Friday 1 July 2016, 18.30–20.00 @ British Museum's BP Lecture Theatre a 'special event' for the 200th year anniversary of the British Museum’s acquisition of the Elgin collection.
Chaired by Curator Ian Jenkins, British Museum, panellists include David Bindman, Emeritus Professor of the History of Art at UCL, Athena Leoussi, Associate Professor in European History at the University of Reading, and author and historian Dominic Selwood. Introduced by Lesley Fitton, Keeper of the Department of Greece and Rome, British Museum.
For more information and price for tickets, visit British Museum page.

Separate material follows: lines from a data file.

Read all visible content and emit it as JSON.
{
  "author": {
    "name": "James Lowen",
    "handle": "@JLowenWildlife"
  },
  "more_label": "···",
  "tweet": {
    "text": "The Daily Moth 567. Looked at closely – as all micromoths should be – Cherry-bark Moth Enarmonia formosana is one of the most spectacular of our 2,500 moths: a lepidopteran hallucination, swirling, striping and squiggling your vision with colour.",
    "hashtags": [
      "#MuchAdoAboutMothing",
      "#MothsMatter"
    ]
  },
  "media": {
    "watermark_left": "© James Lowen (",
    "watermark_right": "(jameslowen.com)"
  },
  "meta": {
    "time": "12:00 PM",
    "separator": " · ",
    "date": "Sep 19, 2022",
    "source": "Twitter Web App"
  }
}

And a reminder to Dominic Selwood that if he believes Lord Elgin 'saved the Parthenon marbles - BCRPM's response is as follows:
1. Whether or not Elgin "rescued" the Parthenon Marbles, that is no excuse for holding on to them now;
2. The Greeks fought their war of independence in the name of Hellenism, a concept and a spirit preserved and transmitted through their language throughout centuries of conquests and occupations;
3. The Parthenon is a monument of unique significance not just for Greece but for western civilisation;
4. The Parthenon is a fixed monument and it is in Greece;
5. The sculptures are integral architectural elements of it;
6. Both the Parthenon and it's other sculpted elements lack artistic integrity while they are separated;
7. Admittedly, the sculptures can no longer be re fixed to the Parthenon or indeed displayed anywhere in the open. However in the glass walled Parthenon Gallery of the magnificent Acropolis Museum, glassed walled and in line of sight of the Parthenon, and only there, they can be viewed simultaneously with the building to which they belong. Thus the case for reunification of the Parthenon marbles is not a legal one about rights of ownership, current or historic, but cultural and ethical. The onus of justification should be on those who resist restoring the integrity of the sculptures from the Parthenon - the Parthenon a UNESCO World Heritage monument, the very emblem of UNESCO itself.